Mexican States Driving Automotive InvestmentTue, 09/30/2014 - 17:27
Esaú Garza de Vega kicked off by mentioning investments by Nissan and Daimler in Aguascalientes, which are set to make it the main producing state of light vehicles in Mexico in the coming years. The introduction of the Secretary of Economic Development for Aguascalientes was followed by a video which mentioned the necessary infrastructure and economic development of Aguascalientes, which has maintained the lowest inflation rate in Mexico since 2012. It has been named the second best state to do business in Mexico, as proven by Nissan’s investment to expand its plant in Aguascalientes, which represents one of the largest private investments ever made in Mexico. These advantages will combine to allow Aguascalientes to produce over 1 million cars annually by 2017 in a sector that already represents over one third of the state’s GDP.
Esaú Garza de Vega then mentioned that Japan is the main investor in the state, accounting for 46% of the FDI made in the automotive industry so far. Other investing countries include the US, Germany and France, with suppliers from Germany establishing themselves bot in Aguascalientes and San Luis Potosi to supply the Daimler and BMW facilities in these two neighboring states. The Secretary also focused on the state’s supplier development program of the state, which aims to build a platform to link suppliers in Aguascalientes to OEMs in the state and beyond. The Nissan school in Aguascalientes, which provides specialized training, is another initiative which proves the commitment of the state government to the automotive industry, since students who attend this school have their fees paid for by the government. The total potential of the state can be seen in its growth data for the first quarter of 2015, which reached a record high of 9.8%, a growth rate superior to even those of booming economies like China.
Speaker: Fernando Macias Morales, Secretary of Economic Development for San Luis Potosi
Macias Morales projected a video about the attractiveness of San Luis Potosi, which showed the commitment of foreign OEMs and suppliers to the state. The video mentioned SLP one of the most promising zones in world for direct investment, as the third most important state in Mexico for energy generation and fourth in the production of auto parts. Despite this success, Macias Morales mentioned the importance of states supporting each other for the good of the country.

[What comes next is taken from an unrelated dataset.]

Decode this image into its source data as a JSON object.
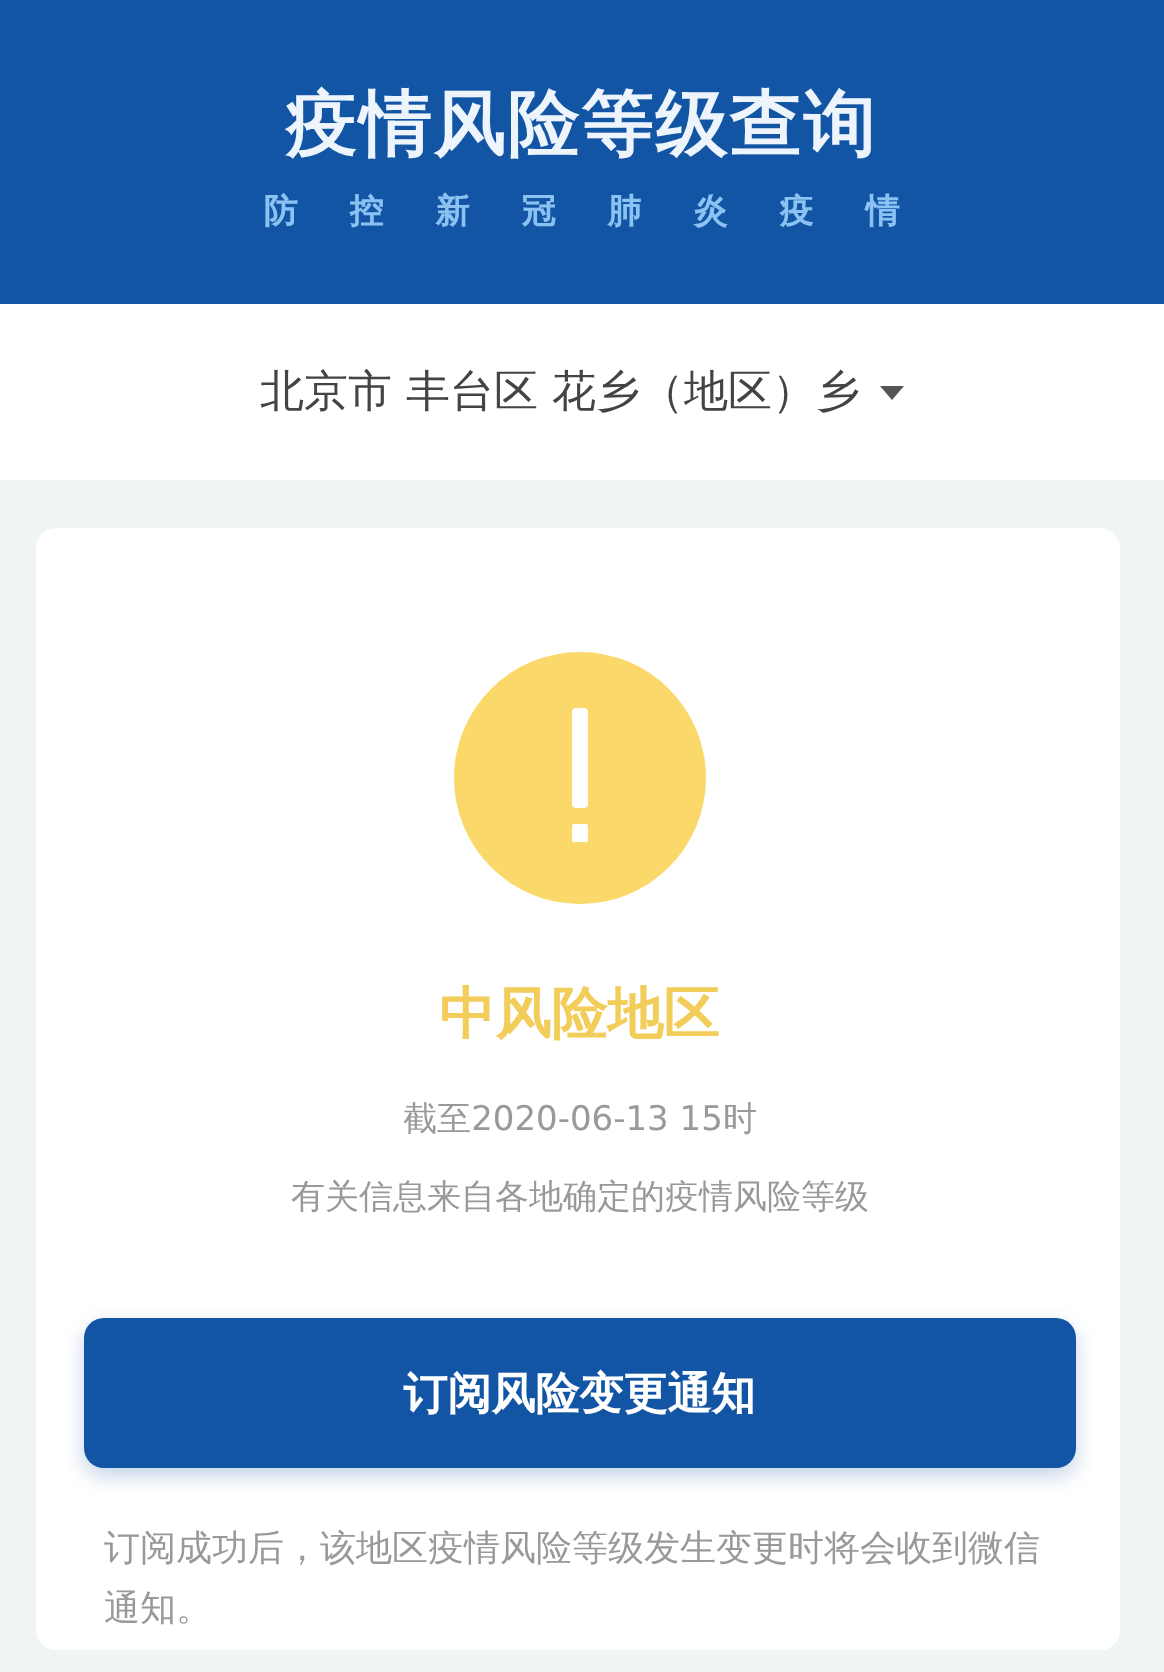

Currently, 141 companies in SLP are involved in the production of both vehicles and auto parts. Additionally, the automotive cluster in San Luis Potosi is now being planned in conjunction with a logistics cluster and will allow suppliers in SLP to connect to other state markets in the country. Macias Morales mentions that this structure is planned of a seamless integration of various investments in SLP, which are all being aimed at achieving controlled and sustained growth in the medium and long-term.
The SLP automotive sector received a major boost in the midst of the 2008 economic crisis when General Motors announced its plant there. Though, SLP was criticized at the time for this relationship, Macias Morales states history proved the state right as the GM plant now produced just under 130,000 units last year. However, one of the most exciting pieces of news in the automotive industry was the announcement of a BMW plant in SLP. This plant plans to produce 150,000 units per year by 2020, using the famed German OEM’s plant in Leipzig as a model. For Macias Morales, BMW’s choice to invest in SLP represented a long process of planning and evaluation coming to fruition. “This process took into consideration the state’s security, human talent, environmental factors, geology and soil, and its supplier base. After BMW delivered its evaluation of SLP, the state took upon itself to technically and honestly enhance those areas that were not up to BMW’s standards of BMW. The total investment we are to make between 2015-2019 will amount to MX$54.5 billion and a creation of 135, 390 jobs,” concluded Macias Morales, adding that such a commitment would be worth it, given the economic clout it would add to the state in the medium and long-term.